    6. Under the guise of HIPS and revaluing houses for the Council Tax re-banding, officials will have an electronically stored record of your house. Not only the address, but detailed architect plan drawings, photographs of every room and the views from every window. Your garden will also be photographed and recorded.

    7. Smart bins with embedded microchips are being introduced across the country. These will record exactly how much trash you produce. Seems innocuous with the main risk being paying more because your neighbour puts his crap into your bin. Problem is that supermarkets are introducing 'smart' labels which emit a specific code when subjected to radio/magnetic radiation (this is so instead of having to put everything on the belt at the checkout, you simply push your full trolly through the scanner (looks the same as the anti-shoplifter device) and the till sees every item in the trolley. Very convenient. This information can be compared to see if there are any differences to what you buy and what you throw away.

    Very, very soon the government, and by extension all EU officials, will be able to determine within a few seconds:

    Where you are
    Who you are speaking to, or have met
    What your spending habits are
    What your eating habits are
    Where you sleep
    What you can see
    Etc ad nauseum.

    Personally, I don't want that, because on current evidence all the information will only be used to raise more revenue to pay for even more intrusion and more officials and to stifle freedom and complaints against authority.
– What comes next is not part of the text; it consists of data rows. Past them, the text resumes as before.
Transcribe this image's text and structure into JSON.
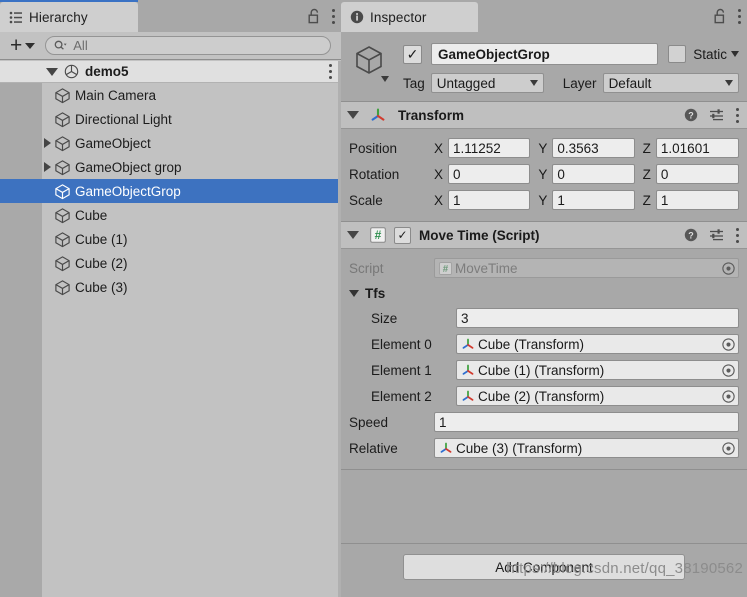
{
  "hierarchy": {
    "tab_label": "Hierarchy",
    "lock_icon": "unlocked-padlock-icon",
    "menu_icon": "kebab-menu-icon",
    "toolbar": {
      "create_label": "+",
      "search_placeholder": "All",
      "search_value": "",
      "search_icon": "search-magnifier-icon"
    },
    "scene": {
      "name": "demo5",
      "expanded": true,
      "icon": "unity-scene-icon"
    },
    "items": [
      {
        "label": "Main Camera",
        "icon": "gameobject-cube-icon",
        "indent": 1,
        "expandable": false,
        "selected": false
      },
      {
        "label": "Directional Light",
        "icon": "gameobject-cube-icon",
        "indent": 1,
        "expandable": false,
        "selected": false
      },
      {
        "label": "GameObject",
        "icon": "gameobject-cube-icon",
        "indent": 1,
        "expandable": true,
        "selected": false
      },
      {
        "label": "GameObject  grop",
        "icon": "gameobject-cube-icon",
        "indent": 1,
        "expandable": true,
        "selected": false
      },
      {
        "label": "GameObjectGrop",
        "icon": "gameobject-cube-icon",
        "indent": 1,
        "expandable": false,
        "selected": true
      },
      {
        "label": "Cube",
        "icon": "gameobject-cube-icon",
        "indent": 1,
        "expandable": false,
        "selected": false
      },
      {
        "label": "Cube (1)",
        "icon": "gameobject-cube-icon",
        "indent": 1,
        "expandable": false,
        "selected": false
      },
      {
        "label": "Cube (2)",
        "icon": "gameobject-cube-icon",
        "indent": 1,
        "expandable": false,
        "selected": false
      },
      {
        "label": "Cube (3)",
        "icon": "gameobject-cube-icon",
        "indent": 1,
        "expandable": false,
        "selected": false
      }
    ]
  },
  "inspector": {
    "tab_label": "Inspector",
    "tab_icon": "info-circle-icon",
    "lock_icon": "unlocked-padlock-icon",
    "menu_icon": "kebab-menu-icon",
    "object": {
      "icon": "gameobject-cube-icon",
      "enabled": true,
      "enabled_mark": "✓",
      "name": "GameObjectGrop",
      "static_label": "Static",
      "static_checked": false,
      "tag_label": "Tag",
      "tag_value": "Untagged",
      "layer_label": "Layer",
      "layer_value": "Default"
    },
    "components": [
      {
        "id": "transform",
        "title": "Transform",
        "icon": "transform-gizmo-icon",
        "expanded": true,
        "has_enable_toggle": false,
        "help_icon": "help-question-icon",
        "preset_icon": "preset-sliders-icon",
        "menu_icon": "kebab-menu-icon",
        "rows": [
          {
            "label": "Position",
            "x": "1.11252",
            "y": "0.3563",
            "z": "1.01601"
          },
          {
            "label": "Rotation",
            "x": "0",
            "y": "0",
            "z": "0"
          },
          {
            "label": "Scale",
            "x": "1",
            "y": "1",
            "z": "1"
          }
        ],
        "axes": [
          "X",
          "Y",
          "Z"
        ]
      },
      {
        "id": "move-time-script",
        "title": "Move Time (Script)",
        "icon": "csharp-script-icon",
        "expanded": true,
        "has_enable_toggle": true,
        "enabled": true,
        "enabled_mark": "✓",
        "help_icon": "help-question-icon",
        "preset_icon": "preset-sliders-icon",
        "menu_icon": "kebab-menu-icon",
        "fields": [
          {
            "kind": "object",
            "label": "Script",
            "value": "MoveTime",
            "icon": "csharp-script-icon",
            "disabled": true,
            "indent": 0
          },
          {
            "kind": "foldout",
            "label": "Tfs",
            "expanded": true
          },
          {
            "kind": "number",
            "label": "Size",
            "value": "3",
            "indent": 1
          },
          {
            "kind": "object",
            "label": "Element 0",
            "value": "Cube (Transform)",
            "icon": "transform-gizmo-icon",
            "disabled": false,
            "indent": 1
          },
          {
            "kind": "object",
            "label": "Element 1",
            "value": "Cube (1) (Transform)",
            "icon": "transform-gizmo-icon",
            "disabled": false,
            "indent": 1
          },
          {
            "kind": "object",
            "label": "Element 2",
            "value": "Cube (2) (Transform)",
            "icon": "transform-gizmo-icon",
            "disabled": false,
            "indent": 1
          },
          {
            "kind": "number",
            "label": "Speed",
            "value": "1",
            "indent": 0
          },
          {
            "kind": "object",
            "label": "Relative",
            "value": "Cube (3) (Transform)",
            "icon": "transform-gizmo-icon",
            "disabled": false,
            "indent": 0
          }
        ]
      }
    ],
    "footer": {
      "add_component_label": "Add Component"
    }
  },
  "watermark": {
    "text": "https://blog.csdn.net/qq_38190562"
  },
  "colors": {
    "selection_blue": "#3d72c0",
    "tab_accent": "#3a72c4",
    "panel_bg": "#a8a8a8",
    "hierarchy_bg": "#c2c2c2",
    "field_bg": "#ededed",
    "axis_x": "#d13b2e",
    "axis_y": "#3fa03f",
    "axis_z": "#2f6fd0"
  }
}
Will it be used against chavs, illegal immigrants (sorry, there won't be any because Liarbour want to grant a full amnesty to all of them), criminals? No.

    In conclusion, I wear a tin foil hat.
  10. Bloody hell, you are a paranoid man! You forget that both this government and the EU in general is incompetent, and would find it difficult to locate the largest sand dune in Europe, let alone pinpoint where people are within seconds!

    (Hint - The largest sand dune is in France)
  11. Recent events have shown that the Police are only too happy to abuse their powers for political rather than law and order reasons.

    Just look at how they use some of the new terror laws to silence dissent.

    Shout nonsense at A Liarbour Party Nuremberg Rally and you're arrested.

    Read the names of the war dead near parliament, your arrested.

    Sell a Golliwog in a toyshop you're arrested.

    Pretty soon, refuse entry to a Council Tax assesor and you'll be arrested (They did a team bonding thing in Disneyland at our expense BTW)

    An Englishmans home is no longer his castle.

    I'm all for anyone visiting our country to be DNA profiled as a condition of entry.

    Bit by bit, we are being robbed of our rights.
  12. ugly

    ugly LE Moderator

    Whatever happened to policing by consent. They wont have my consent to take my DMA!
  13. Which will be an offense, you will be criminalised and made to give your DNA.
  14. I couldnt agree more, that why i live outside Europe.......not coming back